9 Rules About American Flags Most People Are Not Following

Whether you call it Ol’ Glory, the Stars and Bars, or a star-spangled banner, the American flag is one of our most important symbols. Yet, many Americans may not realize that the United States Code details the rules for displaying the flag. According to the Independence Hall Organization, here are nine common misconceptions that people may have about showing their colors.

1. American flag clothing

You may have picked up those red, white, and blue flip-flops for a low price, but did you know that wearing the flag is a no-no? Sure, you want to show your spirit and patriotism, but American flag tanks and shorts are probably not the best way. When an item of clothing bears an American flag then that item technically becomes a flag. Think about that when you spill mustard on your flag shorts.

This rule also applies to sports apparel and clothing. National teams may have an American flag adhered to their uniform.

2. Flying the flag in the dark

By dawn’s early light Frances Scott Key looked for the flag, but it’s not uncommon to see the flag flying in the dark in some neighborhoods. Flags should be removed before nightfall and carefully folded and stored. If you would like to keep your flag flying it should be illuminated. Homeowners may consider purchasing a small solar powered garden light to ensure that their flag is always bright.

3. Flying with style

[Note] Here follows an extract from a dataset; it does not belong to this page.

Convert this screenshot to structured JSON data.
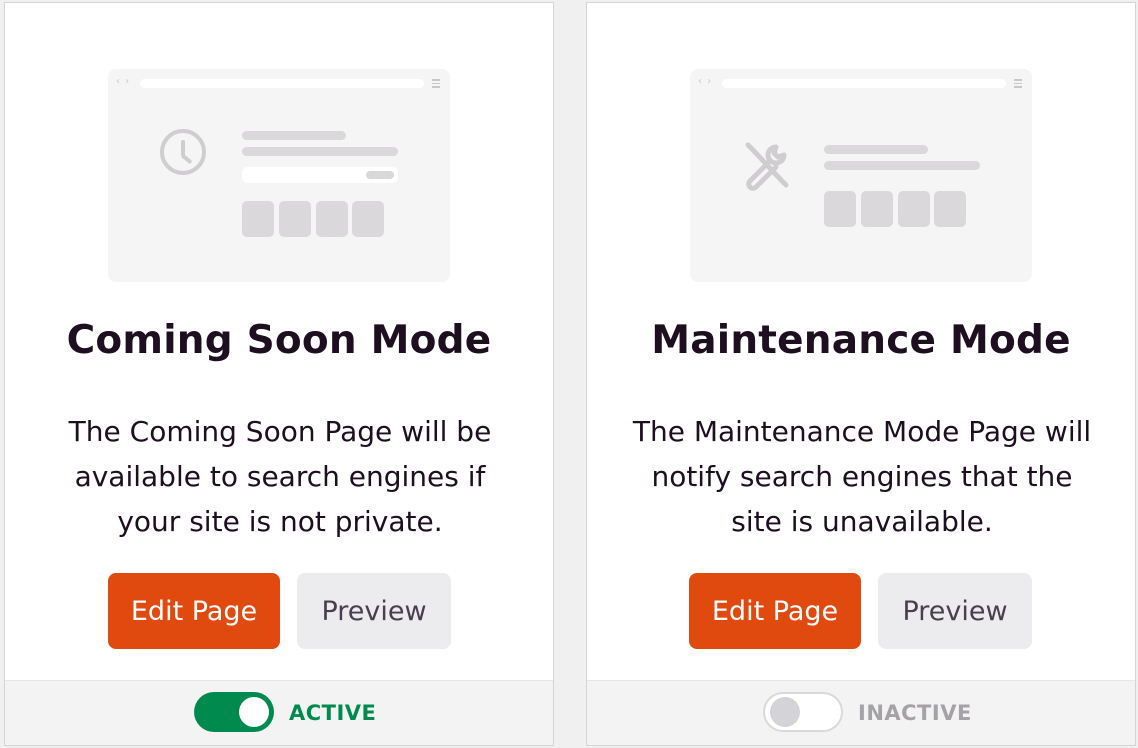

While your pride in your country may not fade, sometimes the stars on your flag may lose their shine, or the flag itself may become ripped. Flags that are no longer in good shape should be removed and disposed of respectfully.

Did your flag touch the ground? You don’t necessarily have to dispose of the flag because cleaning it is an option.

Flags hung outside, like from balconies, should be done with the fifty stars on the left and the stripes running perpendicular to the ground. Flying a flag another way, such as upside down, is a sign of distress.

4. Who gets top billing?

It’s customary at municipal buildings to fly both the national and state flags; however, the American flag should always be flown higher. The only exception to this rule is when the other flags being displayed are from other countries. In that case, all the flags should be flown at the same height.

5. Pledging with your heart

Originally, the pledge was a child’s poem, but is now the standard manner in which we honor our flag. Children across the country say the Pledge of Allegiance each day. What you may not know is that those that say the pledge should remove their hats or other head gear, and cover their hearts.

6. Honoring heroes

Since the flag is one of our most inspiring symbols of patriotism, it has become customary to lower the flag in honor of fallen heroes. Yet, when is it appropriate to lower the flag to half-mast? And who decides when it is appropriate? According to Home of Heroes, the flag may be flown at half-mast on Memorial Day, Peace Officers Memorial Day, and to commemorate the death of a current or past president, vice president, or other government official.

7. Storing a folded flag

If you own a flag that you would like to preserve, then you should consider purchasing a triangle holding case. Families that have lost a loved one while serving our nation, or were honored for their past service receive a folded flag. Others may have a flag that had been flown over the Capital building and received it from their member of Congress.

How should these flags be displayed? Many craft stores sell wooden triangle flag holders that allow the flag to be displayed while keeping it safe.

8. Designs on a flag

It’s not unusual to see the American flag in colors other than the traditional red, white, and blue at rallies or protests. However, according to the U.S. Code, the flag should never have a word, design, or other marking on it. This also applies to flags on clothing or on items.

9. More than one purpose?

Using the flag as a curtain, to cover the ceiling, or as a way to carry items also violates the U.S. Code. People may be well-intentioned, but the flag can’t be used as a design element or for purposes other than a flag. You should always avoid using or displaying the flag in a manner that could cause it to be torn or damaged.